# EXERCISE REQUIREMENTS:
Write the records out again, exactly as they stand below.

─── RECORD EXCERPTS ───

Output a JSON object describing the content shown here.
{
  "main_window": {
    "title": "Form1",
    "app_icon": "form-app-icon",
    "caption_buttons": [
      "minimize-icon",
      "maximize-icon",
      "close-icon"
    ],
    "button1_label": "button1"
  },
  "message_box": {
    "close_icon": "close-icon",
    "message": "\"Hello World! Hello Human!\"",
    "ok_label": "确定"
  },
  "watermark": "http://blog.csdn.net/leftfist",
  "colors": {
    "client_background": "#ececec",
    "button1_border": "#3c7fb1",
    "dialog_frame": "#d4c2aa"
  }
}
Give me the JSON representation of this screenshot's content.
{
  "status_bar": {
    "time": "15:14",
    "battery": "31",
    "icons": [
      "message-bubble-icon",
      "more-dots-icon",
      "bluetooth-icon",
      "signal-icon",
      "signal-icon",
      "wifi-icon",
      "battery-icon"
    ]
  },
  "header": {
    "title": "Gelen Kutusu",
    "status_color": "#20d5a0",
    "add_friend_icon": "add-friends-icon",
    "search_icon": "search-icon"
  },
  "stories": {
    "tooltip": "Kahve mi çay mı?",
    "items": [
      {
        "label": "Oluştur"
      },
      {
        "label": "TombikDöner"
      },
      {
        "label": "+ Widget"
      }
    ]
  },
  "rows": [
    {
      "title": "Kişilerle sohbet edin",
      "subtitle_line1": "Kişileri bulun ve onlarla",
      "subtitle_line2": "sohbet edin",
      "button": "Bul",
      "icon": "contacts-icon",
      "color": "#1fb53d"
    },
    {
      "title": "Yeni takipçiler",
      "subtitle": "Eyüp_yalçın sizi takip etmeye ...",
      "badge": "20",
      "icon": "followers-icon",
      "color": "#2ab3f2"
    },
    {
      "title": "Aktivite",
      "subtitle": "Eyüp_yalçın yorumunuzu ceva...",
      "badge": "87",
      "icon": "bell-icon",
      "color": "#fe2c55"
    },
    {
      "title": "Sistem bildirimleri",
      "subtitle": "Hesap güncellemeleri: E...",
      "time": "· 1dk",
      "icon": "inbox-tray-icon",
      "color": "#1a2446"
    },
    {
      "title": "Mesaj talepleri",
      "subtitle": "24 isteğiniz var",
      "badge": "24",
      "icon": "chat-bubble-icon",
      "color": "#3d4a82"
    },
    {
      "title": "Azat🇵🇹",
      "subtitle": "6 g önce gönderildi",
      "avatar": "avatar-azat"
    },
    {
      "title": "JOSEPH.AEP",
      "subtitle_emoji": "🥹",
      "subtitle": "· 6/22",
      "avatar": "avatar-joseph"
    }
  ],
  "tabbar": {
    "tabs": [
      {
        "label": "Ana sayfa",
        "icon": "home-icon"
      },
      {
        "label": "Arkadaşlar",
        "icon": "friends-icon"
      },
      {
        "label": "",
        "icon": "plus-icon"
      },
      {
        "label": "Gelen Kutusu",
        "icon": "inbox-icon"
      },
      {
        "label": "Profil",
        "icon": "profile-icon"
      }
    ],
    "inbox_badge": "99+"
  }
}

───

# EXERCISE ANSWER:
Output a JSON object describing the content shown here.
{
  "main_window": {
    "title": "Form1",
    "app_icon": "form-app-icon",
    "caption_buttons": [
      "minimize-icon",
      "maximize-icon",
      "close-icon"
    ],
    "button1_label": "button1"
  },
  "message_box": {
    "close_icon": "close-icon",
    "message": "\"Hello World! Hello Human!\"",
    "ok_label": "确定"
  },
  "watermark": "http://blog.csdn.net/leftfist",
  "colors": {
    "client_background": "#ececec",
    "button1_border": "#3c7fb1",
    "dialog_frame": "#d4c2aa"
  }
}
Give me the JSON representation of this screenshot's content.
{
  "status_bar": {
    "time": "15:14",
    "battery": "31",
    "icons": [
      "message-bubble-icon",
      "more-dots-icon",
      "bluetooth-icon",
      "signal-icon",
      "signal-icon",
      "wifi-icon",
      "battery-icon"
    ]
  },
  "header": {
    "title": "Gelen Kutusu",
    "status_color": "#20d5a0",
    "add_friend_icon": "add-friends-icon",
    "search_icon": "search-icon"
  },
  "stories": {
    "tooltip": "Kahve mi çay mı?",
    "items": [
      {
        "label": "Oluştur"
      },
      {
        "label": "TombikDöner"
      },
      {
        "label": "+ Widget"
      }
    ]
  },
  "rows": [
    {
      "title": "Kişilerle sohbet edin",
      "subtitle_line1": "Kişileri bulun ve onlarla",
      "subtitle_line2": "sohbet edin",
      "button": "Bul",
      "icon": "contacts-icon",
      "color": "#1fb53d"
    },
    {
      "title": "Yeni takipçiler",
      "subtitle": "Eyüp_yalçın sizi takip etmeye ...",
      "badge": "20",
      "icon": "followers-icon",
      "color": "#2ab3f2"
    },
    {
      "title": "Aktivite",
      "subtitle": "Eyüp_yalçın yorumunuzu ceva...",
      "badge": "87",
      "icon": "bell-icon",
      "color": "#fe2c55"
    },
    {
      "title": "Sistem bildirimleri",
      "subtitle": "Hesap güncellemeleri: E...",
      "time": "· 1dk",
      "icon": "inbox-tray-icon",
      "color": "#1a2446"
    },
    {
      "title": "Mesaj talepleri",
      "subtitle": "24 isteğiniz var",
      "badge": "24",
      "icon": "chat-bubble-icon",
      "color": "#3d4a82"
    },
    {
      "title": "Azat🇵🇹",
      "subtitle": "6 g önce gönderildi",
      "avatar": "avatar-azat"
    },
    {
      "title": "JOSEPH.AEP",
      "subtitle_emoji": "🥹",
      "subtitle": "· 6/22",
      "avatar": "avatar-joseph"
    }
  ],
  "tabbar": {
    "tabs": [
      {
        "label": "Ana sayfa",
        "icon": "home-icon"
      },
      {
        "label": "Arkadaşlar",
        "icon": "friends-icon"
      },
      {
        "label": "",
        "icon": "plus-icon"
      },
      {
        "label": "Gelen Kutusu",
        "icon": "inbox-icon"
      },
      {
        "label": "Profil",
        "icon": "profile-icon"
      }
    ],
    "inbox_badge": "99+"
  }
}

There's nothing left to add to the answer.